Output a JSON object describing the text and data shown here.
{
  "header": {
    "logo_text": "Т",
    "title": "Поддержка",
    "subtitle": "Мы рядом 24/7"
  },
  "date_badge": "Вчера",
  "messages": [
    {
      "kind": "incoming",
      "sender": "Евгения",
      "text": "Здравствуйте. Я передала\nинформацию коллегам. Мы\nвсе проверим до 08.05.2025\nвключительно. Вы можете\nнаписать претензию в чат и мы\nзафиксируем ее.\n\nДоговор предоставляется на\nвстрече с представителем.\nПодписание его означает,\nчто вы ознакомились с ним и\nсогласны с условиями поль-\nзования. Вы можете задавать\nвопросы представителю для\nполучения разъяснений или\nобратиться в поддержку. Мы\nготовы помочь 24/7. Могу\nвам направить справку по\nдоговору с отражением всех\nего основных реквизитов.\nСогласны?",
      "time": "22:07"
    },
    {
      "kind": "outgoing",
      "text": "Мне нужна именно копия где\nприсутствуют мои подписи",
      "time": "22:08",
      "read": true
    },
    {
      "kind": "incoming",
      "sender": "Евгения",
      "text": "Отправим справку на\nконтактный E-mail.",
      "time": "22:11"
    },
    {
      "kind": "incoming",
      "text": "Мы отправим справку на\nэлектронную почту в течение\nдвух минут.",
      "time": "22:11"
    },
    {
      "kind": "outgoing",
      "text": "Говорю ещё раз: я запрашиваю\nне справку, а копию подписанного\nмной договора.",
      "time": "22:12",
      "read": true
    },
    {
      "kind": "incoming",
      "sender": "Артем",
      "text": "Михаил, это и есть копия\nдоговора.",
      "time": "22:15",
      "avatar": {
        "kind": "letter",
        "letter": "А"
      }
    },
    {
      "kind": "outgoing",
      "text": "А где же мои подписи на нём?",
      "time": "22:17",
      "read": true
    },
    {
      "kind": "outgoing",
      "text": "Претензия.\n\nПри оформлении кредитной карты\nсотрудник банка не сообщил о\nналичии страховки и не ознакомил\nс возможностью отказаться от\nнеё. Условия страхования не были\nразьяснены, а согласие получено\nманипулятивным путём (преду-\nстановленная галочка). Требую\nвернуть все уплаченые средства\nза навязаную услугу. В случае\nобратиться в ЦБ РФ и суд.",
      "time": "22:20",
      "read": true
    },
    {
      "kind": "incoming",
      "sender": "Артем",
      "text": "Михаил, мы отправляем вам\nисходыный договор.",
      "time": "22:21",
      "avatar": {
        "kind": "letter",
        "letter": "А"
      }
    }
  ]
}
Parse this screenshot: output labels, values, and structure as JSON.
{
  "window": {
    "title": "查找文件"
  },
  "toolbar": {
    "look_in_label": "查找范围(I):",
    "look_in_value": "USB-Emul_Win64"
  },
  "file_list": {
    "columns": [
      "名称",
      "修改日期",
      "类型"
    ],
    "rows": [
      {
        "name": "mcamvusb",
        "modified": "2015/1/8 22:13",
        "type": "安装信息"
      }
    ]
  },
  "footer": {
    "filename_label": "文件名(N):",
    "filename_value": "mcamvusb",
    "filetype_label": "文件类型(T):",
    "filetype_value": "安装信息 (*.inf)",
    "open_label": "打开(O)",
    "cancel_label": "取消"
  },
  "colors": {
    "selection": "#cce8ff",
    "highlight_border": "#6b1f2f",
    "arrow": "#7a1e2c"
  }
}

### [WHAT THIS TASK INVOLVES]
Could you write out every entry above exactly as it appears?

### [ANSWER FOR THIS EXERCISE]
Output a JSON object describing the text and data shown here.
{
  "header": {
    "logo_text": "Т",
    "title": "Поддержка",
    "subtitle": "Мы рядом 24/7"
  },
  "date_badge": "Вчера",
  "messages": [
    {
      "kind": "incoming",
      "sender": "Евгения",
      "text": "Здравствуйте. Я передала\nинформацию коллегам. Мы\nвсе проверим до 08.05.2025\nвключительно. Вы можете\nнаписать претензию в чат и мы\nзафиксируем ее.\n\nДоговор предоставляется на\nвстрече с представителем.\nПодписание его означает,\nчто вы ознакомились с ним и\nсогласны с условиями поль-\nзования. Вы можете задавать\nвопросы представителю для\nполучения разъяснений или\nобратиться в поддержку. Мы\nготовы помочь 24/7. Могу\nвам направить справку по\nдоговору с отражением всех\nего основных реквизитов.\nСогласны?",
      "time": "22:07"
    },
    {
      "kind": "outgoing",
      "text": "Мне нужна именно копия где\nприсутствуют мои подписи",
      "time": "22:08",
      "read": true
    },
    {
      "kind": "incoming",
      "sender": "Евгения",
      "text": "Отправим справку на\nконтактный E-mail.",
      "time": "22:11"
    },
    {
      "kind": "incoming",
      "text": "Мы отправим справку на\nэлектронную почту в течение\nдвух минут.",
      "time": "22:11"
    },
    {
      "kind": "outgoing",
      "text": "Говорю ещё раз: я запрашиваю\nне справку, а копию подписанного\nмной договора.",
      "time": "22:12",
      "read": true
    },
    {
      "kind": "incoming",
      "sender": "Артем",
      "text": "Михаил, это и есть копия\nдоговора.",
      "time": "22:15",
      "avatar": {
        "kind": "letter",
        "letter": "А"
      }
    },
    {
      "kind": "outgoing",
      "text": "А где же мои подписи на нём?",
      "time": "22:17",
      "read": true
    },
    {
      "kind": "outgoing",
      "text": "Претензия.\n\nПри оформлении кредитной карты\nсотрудник банка не сообщил о\nналичии страховки и не ознакомил\nс возможностью отказаться от\nнеё. Условия страхования не были\nразьяснены, а согласие получено\nманипулятивным путём (преду-\nстановленная галочка). Требую\nвернуть все уплаченые средства\nза навязаную услугу. В случае\nобратиться в ЦБ РФ и суд.",
      "time": "22:20",
      "read": true
    },
    {
      "kind": "incoming",
      "sender": "Артем",
      "text": "Михаил, мы отправляем вам\nисходыный договор.",
      "time": "22:21",
      "avatar": {
        "kind": "letter",
        "letter": "А"
      }
    }
  ]
}
Parse this screenshot: output labels, values, and structure as JSON.
{
  "window": {
    "title": "查找文件"
  },
  "toolbar": {
    "look_in_label": "查找范围(I):",
    "look_in_value": "USB-Emul_Win64"
  },
  "file_list": {
    "columns": [
      "名称",
      "修改日期",
      "类型"
    ],
    "rows": [
      {
        "name": "mcamvusb",
        "modified": "2015/1/8 22:13",
        "type": "安装信息"
      }
    ]
  },
  "footer": {
    "filename_label": "文件名(N):",
    "filename_value": "mcamvusb",
    "filetype_label": "文件类型(T):",
    "filetype_value": "安装信息 (*.inf)",
    "open_label": "打开(O)",
    "cancel_label": "取消"
  },
  "colors": {
    "selection": "#cce8ff",
    "highlight_border": "#6b1f2f",
    "arrow": "#7a1e2c"
  }
}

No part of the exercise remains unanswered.